Work to be completed. Go through the data and report each line that holds the string "Geração".

[Website and app data records]
-*-
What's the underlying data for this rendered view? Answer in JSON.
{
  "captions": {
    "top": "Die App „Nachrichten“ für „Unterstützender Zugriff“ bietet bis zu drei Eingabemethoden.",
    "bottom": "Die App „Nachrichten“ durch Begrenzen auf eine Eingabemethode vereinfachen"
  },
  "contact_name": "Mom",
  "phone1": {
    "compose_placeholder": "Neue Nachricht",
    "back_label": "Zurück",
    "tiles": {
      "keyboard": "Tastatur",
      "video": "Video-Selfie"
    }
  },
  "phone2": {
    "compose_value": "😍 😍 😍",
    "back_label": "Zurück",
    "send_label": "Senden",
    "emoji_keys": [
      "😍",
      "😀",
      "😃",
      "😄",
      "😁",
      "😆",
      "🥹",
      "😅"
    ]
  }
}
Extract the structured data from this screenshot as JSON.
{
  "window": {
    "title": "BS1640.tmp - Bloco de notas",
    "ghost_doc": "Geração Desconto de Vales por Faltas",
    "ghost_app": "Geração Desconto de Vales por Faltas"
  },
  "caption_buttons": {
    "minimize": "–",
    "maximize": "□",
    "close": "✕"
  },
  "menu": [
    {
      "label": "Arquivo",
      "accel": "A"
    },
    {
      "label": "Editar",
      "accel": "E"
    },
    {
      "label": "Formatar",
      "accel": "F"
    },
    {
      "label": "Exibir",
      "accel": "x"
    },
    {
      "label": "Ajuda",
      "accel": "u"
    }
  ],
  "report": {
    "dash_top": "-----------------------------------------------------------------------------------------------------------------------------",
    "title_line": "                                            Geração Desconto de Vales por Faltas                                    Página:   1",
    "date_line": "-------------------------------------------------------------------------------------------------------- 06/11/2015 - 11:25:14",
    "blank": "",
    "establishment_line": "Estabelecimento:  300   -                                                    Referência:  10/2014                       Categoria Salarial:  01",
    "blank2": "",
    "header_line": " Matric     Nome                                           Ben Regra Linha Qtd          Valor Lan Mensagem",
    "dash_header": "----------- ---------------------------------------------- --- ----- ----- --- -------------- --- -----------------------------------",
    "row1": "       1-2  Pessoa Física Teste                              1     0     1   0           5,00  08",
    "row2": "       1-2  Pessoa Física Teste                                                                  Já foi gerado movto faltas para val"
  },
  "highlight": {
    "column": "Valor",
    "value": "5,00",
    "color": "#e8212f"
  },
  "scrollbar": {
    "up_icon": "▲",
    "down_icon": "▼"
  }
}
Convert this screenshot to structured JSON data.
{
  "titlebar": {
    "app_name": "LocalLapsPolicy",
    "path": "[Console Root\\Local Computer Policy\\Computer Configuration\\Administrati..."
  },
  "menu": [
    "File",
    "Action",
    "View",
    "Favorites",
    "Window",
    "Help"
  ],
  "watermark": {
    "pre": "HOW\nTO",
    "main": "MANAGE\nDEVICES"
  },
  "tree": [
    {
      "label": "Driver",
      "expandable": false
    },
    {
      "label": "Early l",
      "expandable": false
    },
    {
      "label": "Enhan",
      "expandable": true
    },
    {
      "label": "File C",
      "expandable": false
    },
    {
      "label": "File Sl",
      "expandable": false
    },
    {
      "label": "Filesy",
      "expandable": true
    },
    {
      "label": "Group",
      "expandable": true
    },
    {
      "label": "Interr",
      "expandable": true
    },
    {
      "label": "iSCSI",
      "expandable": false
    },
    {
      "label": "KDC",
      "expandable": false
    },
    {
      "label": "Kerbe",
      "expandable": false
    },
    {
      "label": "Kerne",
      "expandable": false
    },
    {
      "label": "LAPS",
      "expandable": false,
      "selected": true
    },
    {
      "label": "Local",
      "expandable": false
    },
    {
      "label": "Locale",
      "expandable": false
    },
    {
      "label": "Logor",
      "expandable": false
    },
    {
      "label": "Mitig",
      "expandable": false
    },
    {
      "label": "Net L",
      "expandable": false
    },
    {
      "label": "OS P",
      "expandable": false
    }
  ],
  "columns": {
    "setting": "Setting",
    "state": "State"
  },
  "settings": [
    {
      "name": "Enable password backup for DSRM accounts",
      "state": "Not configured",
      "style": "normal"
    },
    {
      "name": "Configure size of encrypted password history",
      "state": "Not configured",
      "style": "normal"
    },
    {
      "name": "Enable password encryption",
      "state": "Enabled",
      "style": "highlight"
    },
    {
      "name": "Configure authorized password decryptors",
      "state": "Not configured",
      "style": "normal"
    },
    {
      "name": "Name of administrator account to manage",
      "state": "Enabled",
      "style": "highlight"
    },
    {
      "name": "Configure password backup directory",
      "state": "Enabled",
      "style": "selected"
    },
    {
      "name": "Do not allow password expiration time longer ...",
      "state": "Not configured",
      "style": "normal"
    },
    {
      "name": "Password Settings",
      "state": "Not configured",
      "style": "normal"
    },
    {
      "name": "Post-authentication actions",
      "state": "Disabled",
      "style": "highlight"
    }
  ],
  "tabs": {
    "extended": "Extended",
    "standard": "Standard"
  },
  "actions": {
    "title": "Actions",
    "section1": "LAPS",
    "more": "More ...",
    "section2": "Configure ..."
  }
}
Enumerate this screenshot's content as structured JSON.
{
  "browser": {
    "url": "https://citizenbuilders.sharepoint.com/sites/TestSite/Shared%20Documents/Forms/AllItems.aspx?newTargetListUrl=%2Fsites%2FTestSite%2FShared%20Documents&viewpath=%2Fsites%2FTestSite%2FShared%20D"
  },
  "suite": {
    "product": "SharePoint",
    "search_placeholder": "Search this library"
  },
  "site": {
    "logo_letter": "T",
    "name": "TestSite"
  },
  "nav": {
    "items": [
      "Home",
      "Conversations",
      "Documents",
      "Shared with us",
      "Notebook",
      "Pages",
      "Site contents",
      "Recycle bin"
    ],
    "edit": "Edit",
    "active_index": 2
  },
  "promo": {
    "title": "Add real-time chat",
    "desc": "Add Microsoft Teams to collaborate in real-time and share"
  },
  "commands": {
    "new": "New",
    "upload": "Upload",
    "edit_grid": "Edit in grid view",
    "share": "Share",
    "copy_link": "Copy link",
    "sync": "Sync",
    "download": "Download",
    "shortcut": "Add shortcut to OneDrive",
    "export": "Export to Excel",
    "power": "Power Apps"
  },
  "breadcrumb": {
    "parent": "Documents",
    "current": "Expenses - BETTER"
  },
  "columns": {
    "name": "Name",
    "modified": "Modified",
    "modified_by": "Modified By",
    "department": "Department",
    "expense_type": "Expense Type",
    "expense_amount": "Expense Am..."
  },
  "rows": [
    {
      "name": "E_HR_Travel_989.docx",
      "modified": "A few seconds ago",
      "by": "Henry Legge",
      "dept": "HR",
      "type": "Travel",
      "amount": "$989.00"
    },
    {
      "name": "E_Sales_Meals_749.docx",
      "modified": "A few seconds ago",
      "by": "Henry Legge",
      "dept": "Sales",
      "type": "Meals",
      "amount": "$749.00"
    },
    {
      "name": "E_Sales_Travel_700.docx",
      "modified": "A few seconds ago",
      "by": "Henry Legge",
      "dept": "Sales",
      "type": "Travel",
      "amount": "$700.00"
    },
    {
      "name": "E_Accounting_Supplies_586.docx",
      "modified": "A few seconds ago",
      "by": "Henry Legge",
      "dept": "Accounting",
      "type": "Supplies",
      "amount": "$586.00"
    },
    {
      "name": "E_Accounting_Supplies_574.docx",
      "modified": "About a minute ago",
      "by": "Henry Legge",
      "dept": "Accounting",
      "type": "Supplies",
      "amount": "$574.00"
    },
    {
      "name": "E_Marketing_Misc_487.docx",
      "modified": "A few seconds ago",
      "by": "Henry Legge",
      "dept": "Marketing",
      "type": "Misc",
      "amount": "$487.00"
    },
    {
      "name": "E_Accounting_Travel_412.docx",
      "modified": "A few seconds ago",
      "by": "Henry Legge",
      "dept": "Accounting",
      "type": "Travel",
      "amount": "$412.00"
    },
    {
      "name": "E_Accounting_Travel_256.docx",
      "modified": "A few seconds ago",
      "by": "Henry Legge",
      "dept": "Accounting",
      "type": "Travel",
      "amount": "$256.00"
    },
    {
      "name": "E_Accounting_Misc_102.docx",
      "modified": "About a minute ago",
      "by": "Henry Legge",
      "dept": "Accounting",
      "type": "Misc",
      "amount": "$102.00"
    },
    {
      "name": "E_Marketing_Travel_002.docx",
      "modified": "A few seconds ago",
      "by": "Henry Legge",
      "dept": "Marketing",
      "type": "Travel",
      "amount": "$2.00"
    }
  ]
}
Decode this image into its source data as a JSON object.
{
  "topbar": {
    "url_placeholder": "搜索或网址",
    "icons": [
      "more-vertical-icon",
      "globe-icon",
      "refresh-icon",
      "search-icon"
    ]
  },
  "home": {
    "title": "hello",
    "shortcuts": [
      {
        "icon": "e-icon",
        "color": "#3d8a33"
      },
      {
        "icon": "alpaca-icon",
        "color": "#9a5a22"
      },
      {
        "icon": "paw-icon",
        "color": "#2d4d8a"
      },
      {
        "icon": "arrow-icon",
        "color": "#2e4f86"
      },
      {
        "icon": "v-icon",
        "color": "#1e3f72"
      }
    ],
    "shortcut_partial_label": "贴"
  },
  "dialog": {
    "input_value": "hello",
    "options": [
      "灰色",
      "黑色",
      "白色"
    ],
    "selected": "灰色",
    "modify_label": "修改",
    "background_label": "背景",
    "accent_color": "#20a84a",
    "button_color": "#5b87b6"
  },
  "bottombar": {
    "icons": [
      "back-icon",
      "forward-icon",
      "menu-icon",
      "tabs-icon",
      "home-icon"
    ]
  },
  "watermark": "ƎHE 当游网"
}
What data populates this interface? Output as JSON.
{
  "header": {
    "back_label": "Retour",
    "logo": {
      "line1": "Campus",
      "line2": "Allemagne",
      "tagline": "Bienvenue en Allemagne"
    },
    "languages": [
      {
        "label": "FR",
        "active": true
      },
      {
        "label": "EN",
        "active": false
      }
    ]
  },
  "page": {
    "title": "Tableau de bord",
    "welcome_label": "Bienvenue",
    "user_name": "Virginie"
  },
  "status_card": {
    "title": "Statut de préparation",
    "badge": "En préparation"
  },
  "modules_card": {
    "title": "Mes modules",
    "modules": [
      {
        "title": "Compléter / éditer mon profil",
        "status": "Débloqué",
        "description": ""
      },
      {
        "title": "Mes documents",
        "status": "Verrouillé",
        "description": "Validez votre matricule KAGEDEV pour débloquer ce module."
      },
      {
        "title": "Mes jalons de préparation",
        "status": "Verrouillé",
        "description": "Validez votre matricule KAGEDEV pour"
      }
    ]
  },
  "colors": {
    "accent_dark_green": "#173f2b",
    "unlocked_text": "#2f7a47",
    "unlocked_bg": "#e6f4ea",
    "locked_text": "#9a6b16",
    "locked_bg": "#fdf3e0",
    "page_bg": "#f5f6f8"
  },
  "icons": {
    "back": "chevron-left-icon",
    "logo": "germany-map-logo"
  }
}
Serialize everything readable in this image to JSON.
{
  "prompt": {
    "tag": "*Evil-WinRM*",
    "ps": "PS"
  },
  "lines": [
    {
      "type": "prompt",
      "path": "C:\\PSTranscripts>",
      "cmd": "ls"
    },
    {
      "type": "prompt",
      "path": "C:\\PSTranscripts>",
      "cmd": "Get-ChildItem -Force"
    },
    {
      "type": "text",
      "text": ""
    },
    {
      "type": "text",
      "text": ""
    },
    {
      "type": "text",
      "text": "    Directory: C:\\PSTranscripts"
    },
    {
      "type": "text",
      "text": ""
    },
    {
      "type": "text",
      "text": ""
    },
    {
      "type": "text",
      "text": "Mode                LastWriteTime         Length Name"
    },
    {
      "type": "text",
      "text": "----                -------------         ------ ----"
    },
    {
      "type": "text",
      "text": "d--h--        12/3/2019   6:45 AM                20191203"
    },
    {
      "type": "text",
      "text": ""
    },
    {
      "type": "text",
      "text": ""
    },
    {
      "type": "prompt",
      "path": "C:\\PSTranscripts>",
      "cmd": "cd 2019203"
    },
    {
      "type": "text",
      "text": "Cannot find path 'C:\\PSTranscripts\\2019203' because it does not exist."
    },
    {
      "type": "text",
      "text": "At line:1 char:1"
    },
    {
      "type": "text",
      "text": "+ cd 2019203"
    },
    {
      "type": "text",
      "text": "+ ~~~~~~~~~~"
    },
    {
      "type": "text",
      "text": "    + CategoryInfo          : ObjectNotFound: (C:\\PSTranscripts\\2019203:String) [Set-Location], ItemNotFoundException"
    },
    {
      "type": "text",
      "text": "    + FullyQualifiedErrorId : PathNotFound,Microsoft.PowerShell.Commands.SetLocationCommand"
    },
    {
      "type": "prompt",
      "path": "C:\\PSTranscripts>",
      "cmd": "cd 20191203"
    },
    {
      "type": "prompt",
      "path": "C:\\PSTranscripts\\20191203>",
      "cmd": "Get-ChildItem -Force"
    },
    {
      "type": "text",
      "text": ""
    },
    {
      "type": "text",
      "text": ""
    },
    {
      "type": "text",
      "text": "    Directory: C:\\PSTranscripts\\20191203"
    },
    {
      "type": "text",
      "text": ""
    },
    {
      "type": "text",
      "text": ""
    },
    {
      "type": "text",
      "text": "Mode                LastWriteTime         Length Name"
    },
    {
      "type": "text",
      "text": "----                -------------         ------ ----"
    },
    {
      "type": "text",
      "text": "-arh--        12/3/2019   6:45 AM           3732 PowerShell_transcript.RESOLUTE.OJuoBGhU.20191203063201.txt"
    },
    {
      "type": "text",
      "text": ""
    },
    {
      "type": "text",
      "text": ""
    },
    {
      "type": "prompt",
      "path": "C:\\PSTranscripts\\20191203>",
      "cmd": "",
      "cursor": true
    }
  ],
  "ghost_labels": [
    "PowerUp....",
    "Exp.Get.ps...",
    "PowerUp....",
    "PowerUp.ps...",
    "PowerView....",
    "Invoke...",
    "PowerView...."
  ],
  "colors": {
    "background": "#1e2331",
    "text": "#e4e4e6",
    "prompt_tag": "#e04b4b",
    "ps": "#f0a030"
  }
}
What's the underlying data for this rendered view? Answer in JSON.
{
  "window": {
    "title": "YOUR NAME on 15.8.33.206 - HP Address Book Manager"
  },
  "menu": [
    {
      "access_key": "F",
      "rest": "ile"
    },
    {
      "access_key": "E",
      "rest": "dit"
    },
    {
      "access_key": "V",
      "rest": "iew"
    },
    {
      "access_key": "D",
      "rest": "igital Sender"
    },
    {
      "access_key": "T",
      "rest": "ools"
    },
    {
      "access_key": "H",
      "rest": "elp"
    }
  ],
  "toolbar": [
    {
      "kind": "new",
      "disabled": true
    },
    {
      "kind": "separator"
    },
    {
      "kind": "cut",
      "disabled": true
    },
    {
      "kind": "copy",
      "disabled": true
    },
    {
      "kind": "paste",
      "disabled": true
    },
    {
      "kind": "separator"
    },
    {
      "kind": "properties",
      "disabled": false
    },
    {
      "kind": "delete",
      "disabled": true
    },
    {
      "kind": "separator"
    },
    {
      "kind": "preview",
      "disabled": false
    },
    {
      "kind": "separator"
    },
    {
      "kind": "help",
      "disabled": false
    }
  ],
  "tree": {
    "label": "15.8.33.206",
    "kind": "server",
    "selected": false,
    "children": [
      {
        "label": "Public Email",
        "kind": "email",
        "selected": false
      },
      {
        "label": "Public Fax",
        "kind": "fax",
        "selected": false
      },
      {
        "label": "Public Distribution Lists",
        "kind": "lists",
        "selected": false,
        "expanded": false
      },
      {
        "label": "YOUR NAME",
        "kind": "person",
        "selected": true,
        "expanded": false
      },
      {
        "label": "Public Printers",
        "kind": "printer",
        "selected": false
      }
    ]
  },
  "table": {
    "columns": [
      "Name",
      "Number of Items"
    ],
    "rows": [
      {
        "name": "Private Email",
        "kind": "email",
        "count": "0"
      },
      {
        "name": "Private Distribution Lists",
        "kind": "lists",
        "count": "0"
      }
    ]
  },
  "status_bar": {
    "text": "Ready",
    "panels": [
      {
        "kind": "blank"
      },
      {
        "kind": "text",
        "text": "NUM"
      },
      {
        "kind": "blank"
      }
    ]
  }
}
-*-
Written answer.
    "ghost_doc": "Geração Desconto de Vales por Faltas",
    "ghost_app": "Geração Desconto de Vales por Faltas"
    "title_line": "                                            Geração Desconto de Vales por Faltas                                    Página:   1",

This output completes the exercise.